Action item: The response should consist of the data below, copied exactly, with no pictures in it.

*** Opening Provided records ***

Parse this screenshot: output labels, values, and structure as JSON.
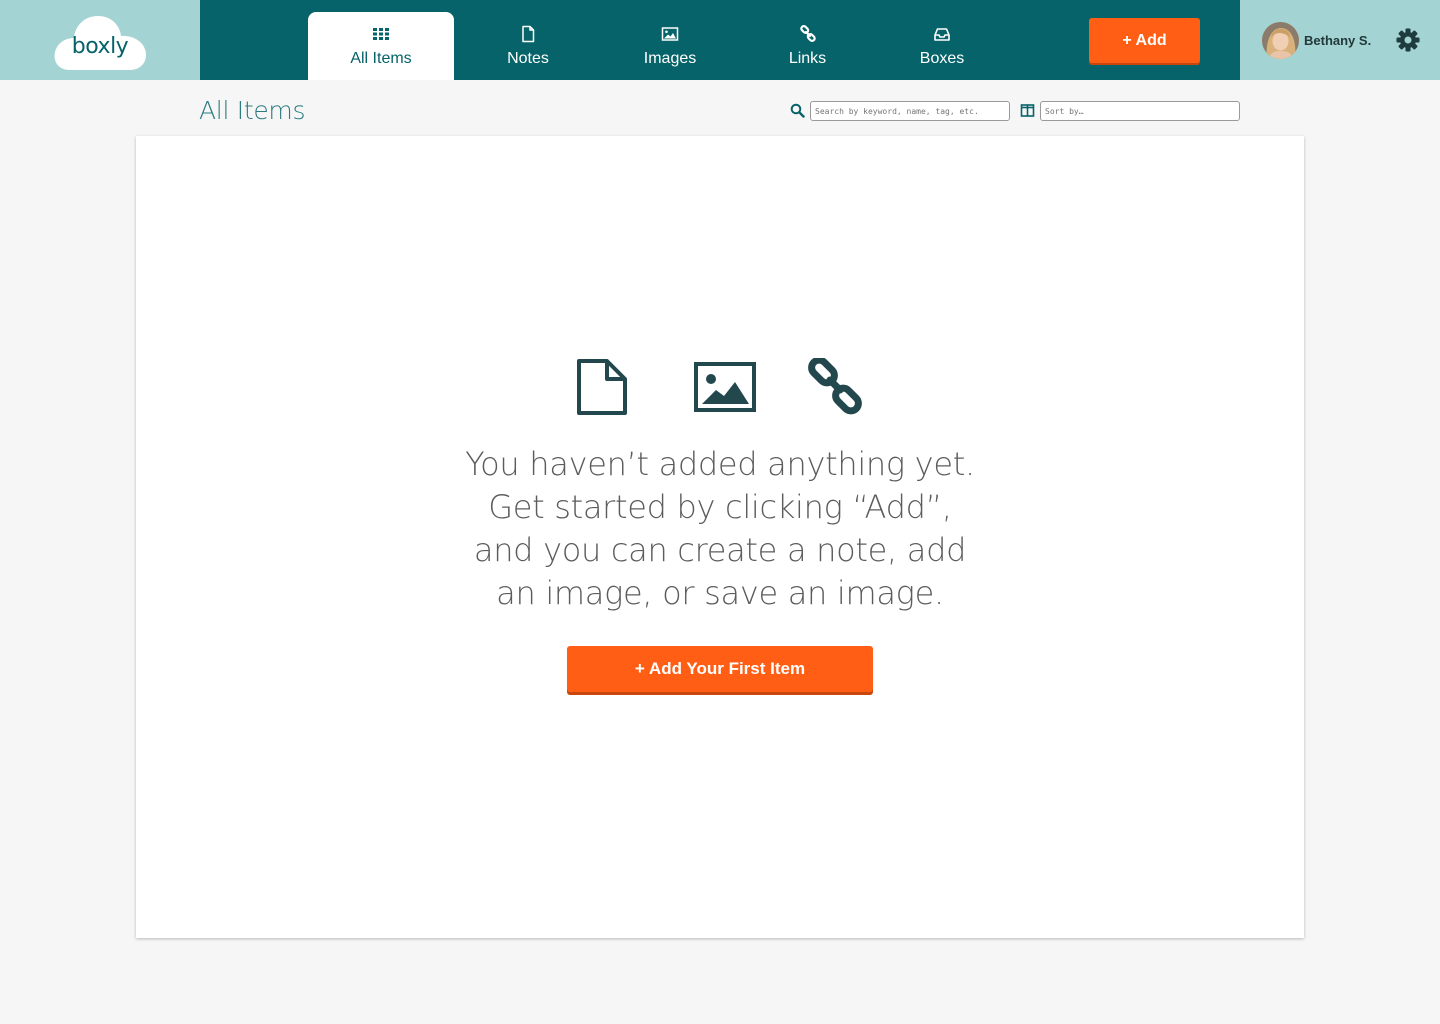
{
  "brand": {
    "logo_text": "boxly"
  },
  "nav": {
    "tabs": [
      {
        "label": "All Items",
        "icon": "grid-icon",
        "active": true
      },
      {
        "label": "Notes",
        "icon": "note-icon",
        "active": false
      },
      {
        "label": "Images",
        "icon": "image-icon",
        "active": false
      },
      {
        "label": "Links",
        "icon": "link-icon",
        "active": false
      },
      {
        "label": "Boxes",
        "icon": "inbox-icon",
        "active": false
      }
    ],
    "add_label": "+ Add"
  },
  "user": {
    "name": "Bethany S.",
    "avatar_icon": "user-avatar",
    "settings_icon": "gear-icon"
  },
  "page": {
    "title": "All Items",
    "search_placeholder": "Search by keyword, name, tag, etc.",
    "sort_placeholder": "Sort by…"
  },
  "empty_state": {
    "icons": [
      "note-icon",
      "image-icon",
      "link-icon"
    ],
    "message_lines": [
      "You haven’t added anything yet.",
      "Get started by clicking “Add”,",
      "and you can create a note, add",
      "an image, or save an image."
    ],
    "cta_label": "+ Add Your First Item"
  },
  "colors": {
    "brand_teal": "#066369",
    "light_teal": "#a3d3d3",
    "accent_orange": "#ff5e14",
    "icon_dark": "#22484d",
    "background": "#f6f6f6"
  }
}
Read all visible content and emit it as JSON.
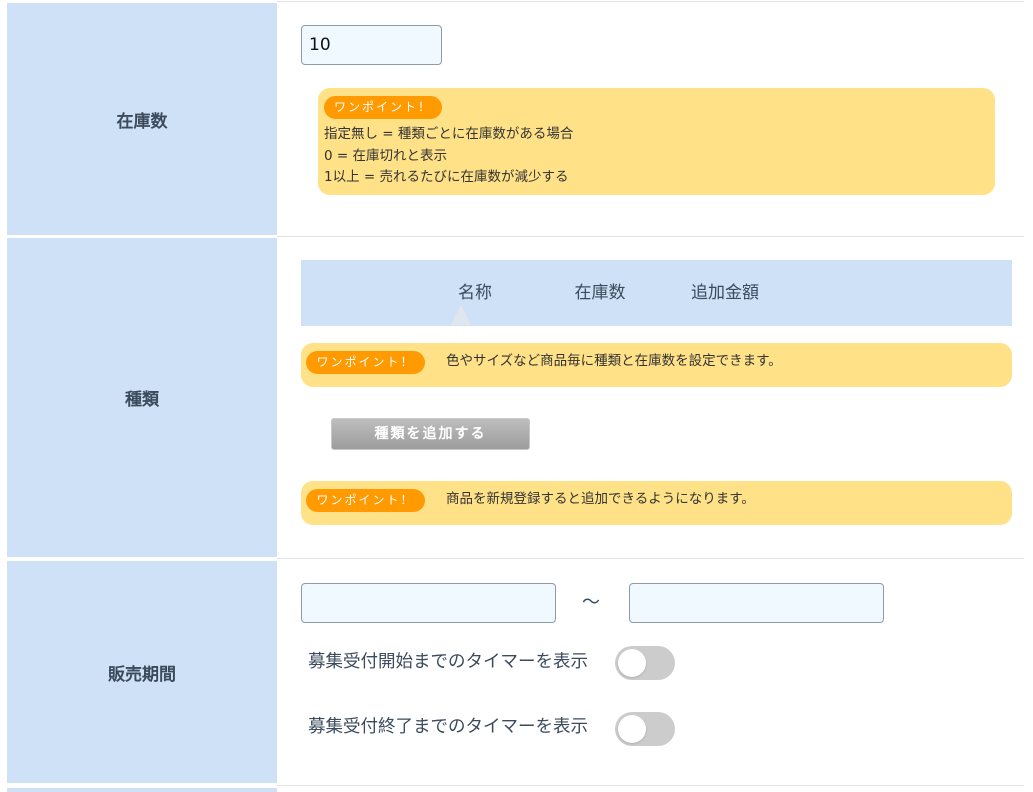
{
  "stock": {
    "label": "在庫数",
    "input_value": "10",
    "tip": {
      "badge": "ワンポイント！",
      "lines": [
        "指定無し = 種類ごとに在庫数がある場合",
        "0 = 在庫切れと表示",
        "1以上 = 売れるたびに在庫数が減少する"
      ]
    }
  },
  "variants": {
    "label": "種類",
    "columns": [
      "名称",
      "在庫数",
      "追加金額"
    ],
    "tip1": {
      "badge": "ワンポイント！",
      "text": "色やサイズなど商品毎に種類と在庫数を設定できます。"
    },
    "add_button": "種類を追加する",
    "tip2": {
      "badge": "ワンポイント！",
      "text": "商品を新規登録すると追加できるようになります。"
    }
  },
  "sale_period": {
    "label": "販売期間",
    "start_value": "",
    "end_value": "",
    "separator": "〜",
    "timer_start": {
      "label": "募集受付開始までのタイマーを表示",
      "on": false
    },
    "timer_end": {
      "label": "募集受付終了までのタイマーを表示",
      "on": false
    }
  },
  "icons": {
    "header_marker": "caret-up-icon",
    "toggle": "toggle-switch-icon"
  },
  "colors": {
    "label_bg": "#cfe1f6",
    "tip_bg": "#ffe187",
    "badge_bg": "#ff9a00",
    "input_bg": "#eff9ff",
    "text": "#3b4a5c",
    "toggle_off": "#cccccc"
  }
}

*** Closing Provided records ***

Solution:
Parse this screenshot: output labels, values, and structure as JSON.
{
  "brand": {
    "logo_text": "boxly"
  },
  "nav": {
    "tabs": [
      {
        "label": "All Items",
        "icon": "grid-icon",
        "active": true
      },
      {
        "label": "Notes",
        "icon": "note-icon",
        "active": false
      },
      {
        "label": "Images",
        "icon": "image-icon",
        "active": false
      },
      {
        "label": "Links",
        "icon": "link-icon",
        "active": false
      },
      {
        "label": "Boxes",
        "icon": "inbox-icon",
        "active": false
      }
    ],
    "add_label": "+ Add"
  },
  "user": {
    "name": "Bethany S.",
    "avatar_icon": "user-avatar",
    "settings_icon": "gear-icon"
  },
  "page": {
    "title": "All Items",
    "search_placeholder": "Search by keyword, name, tag, etc.",
    "sort_placeholder": "Sort by…"
  },
  "empty_state": {
    "icons": [
      "note-icon",
      "image-icon",
      "link-icon"
    ],
    "message_lines": [
      "You haven’t added anything yet.",
      "Get started by clicking “Add”,",
      "and you can create a note, add",
      "an image, or save an image."
    ],
    "cta_label": "+ Add Your First Item"
  },
  "colors": {
    "brand_teal": "#066369",
    "light_teal": "#a3d3d3",
    "accent_orange": "#ff5e14",
    "icon_dark": "#22484d",
    "background": "#f6f6f6"
  }
}
Read all visible content and emit it as JSON.
{
  "stock": {
    "label": "在庫数",
    "input_value": "10",
    "tip": {
      "badge": "ワンポイント！",
      "lines": [
        "指定無し = 種類ごとに在庫数がある場合",
        "0 = 在庫切れと表示",
        "1以上 = 売れるたびに在庫数が減少する"
      ]
    }
  },
  "variants": {
    "label": "種類",
    "columns": [
      "名称",
      "在庫数",
      "追加金額"
    ],
    "tip1": {
      "badge": "ワンポイント！",
      "text": "色やサイズなど商品毎に種類と在庫数を設定できます。"
    },
    "add_button": "種類を追加する",
    "tip2": {
      "badge": "ワンポイント！",
      "text": "商品を新規登録すると追加できるようになります。"
    }
  },
  "sale_period": {
    "label": "販売期間",
    "start_value": "",
    "end_value": "",
    "separator": "〜",
    "timer_start": {
      "label": "募集受付開始までのタイマーを表示",
      "on": false
    },
    "timer_end": {
      "label": "募集受付終了までのタイマーを表示",
      "on": false
    }
  },
  "icons": {
    "header_marker": "caret-up-icon",
    "toggle": "toggle-switch-icon"
  },
  "colors": {
    "label_bg": "#cfe1f6",
    "tip_bg": "#ffe187",
    "badge_bg": "#ff9a00",
    "input_bg": "#eff9ff",
    "text": "#3b4a5c",
    "toggle_off": "#cccccc"
  }
}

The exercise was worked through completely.